In answer to your questions- Soviet involvement may have had a small part to play- the Chinese were quite close to the Soviets at this time, this is well before the Sino-Soviet split in the early 60s, they would have relied on the Soviets to provide a counter-balance. Remember the Soviets had already developed their own A-Bomb to counter the US, and had the most modern military equipment available to the Communist Bloc at this time, they had supplied MiG-15 jets to the PLA during the civil war and provided other material support, plus it was the Soviets who provided the NKPA with the bulk of its equipment.

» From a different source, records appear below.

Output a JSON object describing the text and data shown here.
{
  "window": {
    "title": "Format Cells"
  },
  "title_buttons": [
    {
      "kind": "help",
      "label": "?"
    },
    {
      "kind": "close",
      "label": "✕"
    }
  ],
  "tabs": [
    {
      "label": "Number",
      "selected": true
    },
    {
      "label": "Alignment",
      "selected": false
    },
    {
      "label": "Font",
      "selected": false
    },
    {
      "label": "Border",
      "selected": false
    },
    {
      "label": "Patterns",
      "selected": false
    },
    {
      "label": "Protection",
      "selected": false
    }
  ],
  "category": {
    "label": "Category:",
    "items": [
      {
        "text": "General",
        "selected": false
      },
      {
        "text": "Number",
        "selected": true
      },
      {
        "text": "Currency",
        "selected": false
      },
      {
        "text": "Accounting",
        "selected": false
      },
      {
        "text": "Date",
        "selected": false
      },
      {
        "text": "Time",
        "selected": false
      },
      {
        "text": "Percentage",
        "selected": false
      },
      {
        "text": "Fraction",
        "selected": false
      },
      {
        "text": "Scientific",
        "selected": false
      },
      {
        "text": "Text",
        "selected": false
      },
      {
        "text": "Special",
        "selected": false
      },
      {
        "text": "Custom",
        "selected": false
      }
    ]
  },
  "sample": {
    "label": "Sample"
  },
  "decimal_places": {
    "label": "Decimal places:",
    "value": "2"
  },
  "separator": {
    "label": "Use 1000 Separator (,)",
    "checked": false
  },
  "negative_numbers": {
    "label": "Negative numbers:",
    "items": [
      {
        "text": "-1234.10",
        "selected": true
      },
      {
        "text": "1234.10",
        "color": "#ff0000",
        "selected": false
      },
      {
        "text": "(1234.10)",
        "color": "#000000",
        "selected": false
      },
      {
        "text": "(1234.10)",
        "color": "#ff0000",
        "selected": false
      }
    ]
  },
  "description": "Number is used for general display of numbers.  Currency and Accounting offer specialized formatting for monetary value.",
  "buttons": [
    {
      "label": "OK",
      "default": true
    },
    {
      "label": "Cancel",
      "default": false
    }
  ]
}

The most important factor in pushing China into the war was Mao's resilience to preserve the Chinese Communist regime, which at this time was still consolidating its power, having only defeated Chang Kai-Shek's nationalists barely a year before. Plus, it may have been a case of UN overconfidence- since the landings at Inchon, the NKPA was collapsing on all fronts and falling back in disarray, swathes of North Korean territory was being captured, and Pyongyang had fallen. The NKPA's original offensive had run out of steam until the Chinese were involved.


Offline
 Profile  
 
Display posts from previous:  Sort by  
 Page 1 of 1 [ 7 posts ] 


Who is online

Users browsing this forum: No registered users and 1 guest


You cannot post new topics in this forum
You cannot reply to topics in this forum
You cannot edit your posts in this forum
You cannot delete your posts in this forum
You cannot post attachments in this forum

Search for:
Jump to:  

cron

suspicion-preferred